After graduating with a Bachelor of Medicine and Surgery from the University of Melbourne in 1929, Dr White worked at various hospitals, including the Royal Melbourne Hospital, Adelaide Children's Hospital, Crown Street Women's Hospital (Sydney), and the Caulfield Convalescent Hospital, before taking up her appointment in the North. She told a reporter from the Cairns newspaper, the Northern Herald, that she loved the life.
“I have my own plane, a Fox Moth, piloted by Plot C. Swaffield. It has folding seats, so that a stretcher can be accommodated comfortably if a patient requires moving to hospital or to Cloncurry for X-ray treatment.
“Both Dr. Alberry’s and my plane carry mails between Cloncurry, Normanton and Karumba, but arrangements are carefully made so that at least one plane is always in readiness for emergency calls.”
At Karumba the planes land on a salt pan in dry weather, but in the rainy season the mails are dropped.
Should both planes be in use when an urgent call comes an extra plane may be summoned from Longreach, but such an emergency is very rare, Dr. White explained.
|Dr Jean White, flying doctor. Photo: The Daily Telegraph, 1 February 1939.|
But Dr White, who was only in her early thirties, would have been something of a novelty to the people of the Gulf country. She was the only woman in the flying medical service, and her arrival in the remote North was a surprise to many.
“Some of them were amazed at the idea of being attended to by a woman. Others seemed to prefer it,” Dr White said.
Most of Dr White's patients were accident cases from outlying station properties, but there was also a lot of maternity work, and luckily she was well qualified in the area of women's and children's health.
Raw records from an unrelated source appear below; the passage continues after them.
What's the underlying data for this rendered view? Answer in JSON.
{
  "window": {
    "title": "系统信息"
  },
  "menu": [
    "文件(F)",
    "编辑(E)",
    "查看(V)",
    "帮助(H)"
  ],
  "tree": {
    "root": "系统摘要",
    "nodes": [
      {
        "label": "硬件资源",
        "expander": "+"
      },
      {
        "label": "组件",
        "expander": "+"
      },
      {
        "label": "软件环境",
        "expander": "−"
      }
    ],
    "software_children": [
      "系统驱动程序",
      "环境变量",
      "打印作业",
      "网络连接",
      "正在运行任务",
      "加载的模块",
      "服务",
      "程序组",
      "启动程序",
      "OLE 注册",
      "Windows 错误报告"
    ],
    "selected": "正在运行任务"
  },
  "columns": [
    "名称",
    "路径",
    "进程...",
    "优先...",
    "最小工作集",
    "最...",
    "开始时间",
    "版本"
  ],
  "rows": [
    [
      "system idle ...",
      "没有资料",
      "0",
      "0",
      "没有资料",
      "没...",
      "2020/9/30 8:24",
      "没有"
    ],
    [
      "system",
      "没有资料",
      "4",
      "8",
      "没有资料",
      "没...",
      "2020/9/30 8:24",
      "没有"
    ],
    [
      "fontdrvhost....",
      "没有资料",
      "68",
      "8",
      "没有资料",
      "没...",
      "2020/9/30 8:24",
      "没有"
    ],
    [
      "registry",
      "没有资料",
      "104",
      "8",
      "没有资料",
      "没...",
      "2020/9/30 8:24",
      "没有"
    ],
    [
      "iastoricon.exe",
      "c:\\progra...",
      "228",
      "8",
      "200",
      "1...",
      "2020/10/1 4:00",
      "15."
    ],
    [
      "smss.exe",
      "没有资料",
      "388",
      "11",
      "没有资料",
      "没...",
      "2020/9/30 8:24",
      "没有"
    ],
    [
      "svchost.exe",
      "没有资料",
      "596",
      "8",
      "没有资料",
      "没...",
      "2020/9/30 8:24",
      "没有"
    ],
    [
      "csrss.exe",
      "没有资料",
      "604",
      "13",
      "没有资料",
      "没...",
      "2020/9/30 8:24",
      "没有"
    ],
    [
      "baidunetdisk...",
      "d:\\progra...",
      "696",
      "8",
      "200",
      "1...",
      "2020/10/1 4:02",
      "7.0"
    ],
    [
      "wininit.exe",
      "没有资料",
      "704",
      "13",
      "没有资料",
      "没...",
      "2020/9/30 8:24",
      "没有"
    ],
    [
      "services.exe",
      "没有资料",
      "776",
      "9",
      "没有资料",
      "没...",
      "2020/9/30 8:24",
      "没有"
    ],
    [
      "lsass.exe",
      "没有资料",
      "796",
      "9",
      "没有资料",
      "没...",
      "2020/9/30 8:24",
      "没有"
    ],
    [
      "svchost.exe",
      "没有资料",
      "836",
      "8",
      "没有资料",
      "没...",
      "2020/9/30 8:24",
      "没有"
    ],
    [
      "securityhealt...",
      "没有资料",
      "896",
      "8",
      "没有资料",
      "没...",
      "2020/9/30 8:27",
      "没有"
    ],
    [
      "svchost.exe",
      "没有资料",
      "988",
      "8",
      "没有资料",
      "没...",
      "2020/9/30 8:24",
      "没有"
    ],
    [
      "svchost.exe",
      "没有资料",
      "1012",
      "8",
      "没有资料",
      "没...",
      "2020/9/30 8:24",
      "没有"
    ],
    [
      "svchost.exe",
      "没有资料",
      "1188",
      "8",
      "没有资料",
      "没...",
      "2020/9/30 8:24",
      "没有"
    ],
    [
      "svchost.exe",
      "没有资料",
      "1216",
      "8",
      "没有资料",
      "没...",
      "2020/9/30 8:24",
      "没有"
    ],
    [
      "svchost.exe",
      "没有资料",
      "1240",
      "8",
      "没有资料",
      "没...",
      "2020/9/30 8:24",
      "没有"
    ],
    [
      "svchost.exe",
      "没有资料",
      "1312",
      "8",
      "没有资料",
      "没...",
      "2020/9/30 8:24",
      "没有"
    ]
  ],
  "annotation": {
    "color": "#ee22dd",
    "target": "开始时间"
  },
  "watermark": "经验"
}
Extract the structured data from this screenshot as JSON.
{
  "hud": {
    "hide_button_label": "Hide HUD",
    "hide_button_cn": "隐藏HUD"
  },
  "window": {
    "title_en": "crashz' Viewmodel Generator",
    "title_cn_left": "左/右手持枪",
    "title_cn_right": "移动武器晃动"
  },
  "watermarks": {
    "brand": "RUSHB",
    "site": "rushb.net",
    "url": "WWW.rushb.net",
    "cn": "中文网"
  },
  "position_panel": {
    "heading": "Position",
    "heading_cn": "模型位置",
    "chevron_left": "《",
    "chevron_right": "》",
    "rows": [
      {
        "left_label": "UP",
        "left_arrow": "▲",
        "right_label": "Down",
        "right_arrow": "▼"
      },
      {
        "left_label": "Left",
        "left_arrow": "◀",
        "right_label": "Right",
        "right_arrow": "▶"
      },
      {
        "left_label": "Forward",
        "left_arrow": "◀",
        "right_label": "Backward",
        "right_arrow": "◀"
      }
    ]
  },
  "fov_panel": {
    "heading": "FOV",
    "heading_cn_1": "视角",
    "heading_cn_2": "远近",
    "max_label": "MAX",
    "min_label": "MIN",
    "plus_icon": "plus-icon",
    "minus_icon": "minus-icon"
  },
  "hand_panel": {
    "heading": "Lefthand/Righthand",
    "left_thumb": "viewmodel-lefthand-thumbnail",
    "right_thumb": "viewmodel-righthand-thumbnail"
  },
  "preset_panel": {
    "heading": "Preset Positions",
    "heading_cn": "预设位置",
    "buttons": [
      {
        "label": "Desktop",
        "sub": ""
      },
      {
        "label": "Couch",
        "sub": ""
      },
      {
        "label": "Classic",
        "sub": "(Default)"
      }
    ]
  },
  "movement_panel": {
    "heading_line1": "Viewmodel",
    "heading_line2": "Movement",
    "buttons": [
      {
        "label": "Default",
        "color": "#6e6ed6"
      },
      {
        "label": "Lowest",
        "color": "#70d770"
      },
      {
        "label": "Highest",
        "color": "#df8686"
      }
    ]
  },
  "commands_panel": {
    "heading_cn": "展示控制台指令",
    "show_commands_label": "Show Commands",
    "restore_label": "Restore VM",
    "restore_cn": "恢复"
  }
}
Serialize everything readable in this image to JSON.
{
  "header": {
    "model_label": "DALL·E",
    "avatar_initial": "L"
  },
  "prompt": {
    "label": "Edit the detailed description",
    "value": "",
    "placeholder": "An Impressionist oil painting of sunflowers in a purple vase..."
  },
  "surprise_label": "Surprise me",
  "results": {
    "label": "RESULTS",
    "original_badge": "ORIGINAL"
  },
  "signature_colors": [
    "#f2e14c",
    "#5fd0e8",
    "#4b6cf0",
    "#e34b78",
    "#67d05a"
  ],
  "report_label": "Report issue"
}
Problems arose in Normanton though, where there was a high rate of venereal disease. Male patients didn't want to be examined by a "sheila", and wanted her replaced. But Dr White soon worked her way into the hearts of the gulf community, and after a series of mercy missions, her approaching plane became a welcome sight to those in need.
The biggest difficulty the flying doctors faced was getting to patients during the wet season. Very few of the landing grounds were able to stand up to heavy rain without becoming boggy. With the help of the Defence Department, improvements were steadily made, and many homesteads soon had "a reasonably good landing ground" within a distance of five miles.
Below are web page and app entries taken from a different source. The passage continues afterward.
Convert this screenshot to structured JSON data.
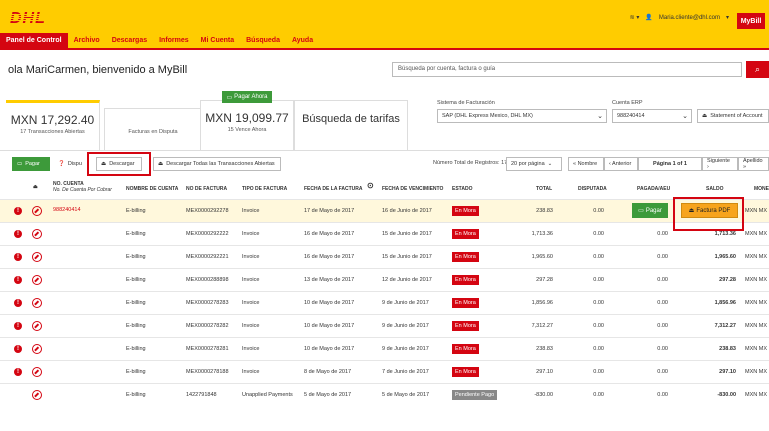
{
  "header": {
    "logo": "DHL",
    "user_email": "Maria.cliente@dhl.com",
    "mybill_label": "MyBill"
  },
  "nav": [
    "Panel de Control",
    "Archivo",
    "Descargas",
    "Informes",
    "Mi Cuenta",
    "Búsqueda",
    "Ayuda"
  ],
  "welcome": "ola MariCarmen, bienvenido a MyBill",
  "search": {
    "placeholder": "Búsqueda por cuenta, factura o guía"
  },
  "summary": {
    "open_amount": "MXN 17,292.40",
    "open_label": "17 Transacciones Abiertas",
    "disputed_label": "Facturas en Disputa",
    "due_amount": "MXN 19,099.77",
    "due_label": "15 Vence Ahora",
    "pay_now": "Pagar Ahora",
    "rates_search": "Búsqueda de tarifas"
  },
  "filters": {
    "billing_label": "Sistema de Facturación",
    "billing_value": "SAP (DHL Express Mexico, DHL MX)",
    "erp_label": "Cuenta ERP",
    "erp_value": "988240414",
    "statement": "Statement of Account"
  },
  "toolbar": {
    "pay": "Pagar",
    "dispute": "Dispu",
    "download": "Descargar",
    "download_all": "Descargar Todas las Transacciones Abiertas",
    "total_records": "Número Total de Registros: 17",
    "per_page": "20 por página",
    "first": "« Nombre",
    "prev": "‹ Anterior",
    "page": "Página 1 of 1",
    "next": "Siguiente ›",
    "last": "Apellido »"
  },
  "columns": {
    "account": "NO. CUENTA",
    "account_sub": "No. De Cuenta Por Cobrar",
    "client": "NOMBRE DE CUENTA",
    "invoice_no": "NO DE FACTURA",
    "invoice_type": "TIPO DE FACTURA",
    "invoice_date": "FECHA DE LA FACTURA",
    "due_date": "FECHA DE VENCIMIENTO",
    "status": "ESTADO",
    "total": "TOTAL",
    "disputed": "DISPUTADA",
    "paid": "PAGADA/AEU",
    "balance": "SALDO",
    "currency": "MONE"
  },
  "first_row_account": "988240414",
  "row_actions": {
    "pay": "Pagar",
    "pdf": "Factura PDF"
  },
  "rows": [
    {
      "client": "E-billing",
      "inv": "MEX0000292278",
      "type": "Invoice",
      "date": "17 de Mayo de 2017",
      "due": "16 de Junio de 2017",
      "status": "En Mora",
      "total": "238.83",
      "disp": "0.00",
      "paid": "0.00",
      "bal": "238.83",
      "cur": "MXN MX"
    },
    {
      "client": "E-billing",
      "inv": "MEX0000292222",
      "type": "Invoice",
      "date": "16 de Mayo de 2017",
      "due": "15 de Junio de 2017",
      "status": "En Mora",
      "total": "1,713.36",
      "disp": "0.00",
      "paid": "0.00",
      "bal": "1,713.36",
      "cur": "MXN MX"
    },
    {
      "client": "E-billing",
      "inv": "MEX0000292221",
      "type": "Invoice",
      "date": "16 de Mayo de 2017",
      "due": "15 de Junio de 2017",
      "status": "En Mora",
      "total": "1,965.60",
      "disp": "0.00",
      "paid": "0.00",
      "bal": "1,965.60",
      "cur": "MXN MX"
    },
    {
      "client": "E-billing",
      "inv": "MEX0000288898",
      "type": "Invoice",
      "date": "13 de Mayo de 2017",
      "due": "12 de Junio de 2017",
      "status": "En Mora",
      "total": "297.28",
      "disp": "0.00",
      "paid": "0.00",
      "bal": "297.28",
      "cur": "MXN MX"
    },
    {
      "client": "E-billing",
      "inv": "MEX0000278283",
      "type": "Invoice",
      "date": "10 de Mayo de 2017",
      "due": "9 de Junio de 2017",
      "status": "En Mora",
      "total": "1,856.96",
      "disp": "0.00",
      "paid": "0.00",
      "bal": "1,856.96",
      "cur": "MXN MX"
    },
    {
      "client": "E-billing",
      "inv": "MEX0000278282",
      "type": "Invoice",
      "date": "10 de Mayo de 2017",
      "due": "9 de Junio de 2017",
      "status": "En Mora",
      "total": "7,312.27",
      "disp": "0.00",
      "paid": "0.00",
      "bal": "7,312.27",
      "cur": "MXN MX"
    },
    {
      "client": "E-billing",
      "inv": "MEX0000278281",
      "type": "Invoice",
      "date": "10 de Mayo de 2017",
      "due": "9 de Junio de 2017",
      "status": "En Mora",
      "total": "238.83",
      "disp": "0.00",
      "paid": "0.00",
      "bal": "238.83",
      "cur": "MXN MX"
    },
    {
      "client": "E-billing",
      "inv": "MEX0000278188",
      "type": "Invoice",
      "date": "8 de Mayo de 2017",
      "due": "7 de Junio de 2017",
      "status": "En Mora",
      "total": "297.10",
      "disp": "0.00",
      "paid": "0.00",
      "bal": "297.10",
      "cur": "MXN MX"
    },
    {
      "client": "E-billing",
      "inv": "1422791848",
      "type": "Unapplied Payments",
      "date": "5 de Mayo de 2017",
      "due": "5 de Mayo de 2017",
      "status": "Pendiente Pago",
      "total": "-830.00",
      "disp": "0.00",
      "paid": "0.00",
      "bal": "-830.00",
      "cur": "MXN MX"
    }
  ]
}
Flight safety was a high priority, which meant that the Qantas plane Dr White was assigned was overhauled every 25 flying hours. Flying at night was prohibited, but Dr. White and her pilot were often at the aerodrome before dawn ready to make a start as soon as the instruments were visible.
“Usually we prefer to follow the coast or a river as far as possible,” she said, “but at times we have to detour to avoid storms. The pilot points out storm clouds to me, and I quite enjoy our dodging them.”
|Clipping from The Telegraph, 31 January 1939.|
Dr White goes missingIn January 1939, Dr White and her pilot went missing for several days when their plane overturned upon landing on a boggy claypan about 17 miles north of the Mitchell River Mission Station. The pilot had diverted around bad weather, but ran low on fuel, forcing him to make an emergency landing. The Telegraph reported on the search:
An intensive aerial search is being conducted today over a wide area for Dr. Jean White, flying doctor of the Australian Inland Mission, and Pilot D. Tennent, who have not been seen since they left Delta Station on Friday in a Fox Moth plane bound for the Mitchell River Mission Station. A Dragonfly and a Fox Moth are concentrating on the district from Normanton to Mitchell River. The flying boat on the route from Darwin to Townsville has been advised to keep a sharp vigil when over the locality, this afternoon. If the search today fails, a DH86 which flew from Brisbane to Mount Isa will join the aerial searchers tomorrow and possibly an R.A.A.F. machine. In the absence of news from the flyers, it is considered certain that they have landed at a place from which they have been unable to take-off again, and that they have been prevented by water crossings from reaching a cattle station.Four days later they were located - alive and well - and food supplies were dropped to the pair who then had to wait for rescuers to get to them on foot. Dr White and her pilot's biggest challenge while they waited to be found was the constant battle with sandflies and mosquitoes. In desperation, they searched the plane and found a parcel containing two mosquito nets. Dr White told one of her rescuers that because mosquitoes in that area carried malaria, she feared that they would be killed by the mosquitoes (if they had been exposed to them for 48 hours without the nets). Dr White was ordered to rest at the Mission Station for four weeks.
“We feel quite confident that they are down and cannot communicate with anybody,” said a Qantas Empire Airways official to-day. As all the company’s planes carried emergency rations, the flyers would have enough food for several days.
A photo of Dr White's upturned plane can be seen at: http://nla.gov.au/nla.obj-296180864/view
(This image is still in copyright, so has not been included in this blog)
 The Northern Herald (Cairns), 28 May 1938
 Rudolph, Ivan, John Flynn: of flying doctors and frontier faith, Boolarong Press, Brisbane, 2012
 The Telegraph, 31 January 1939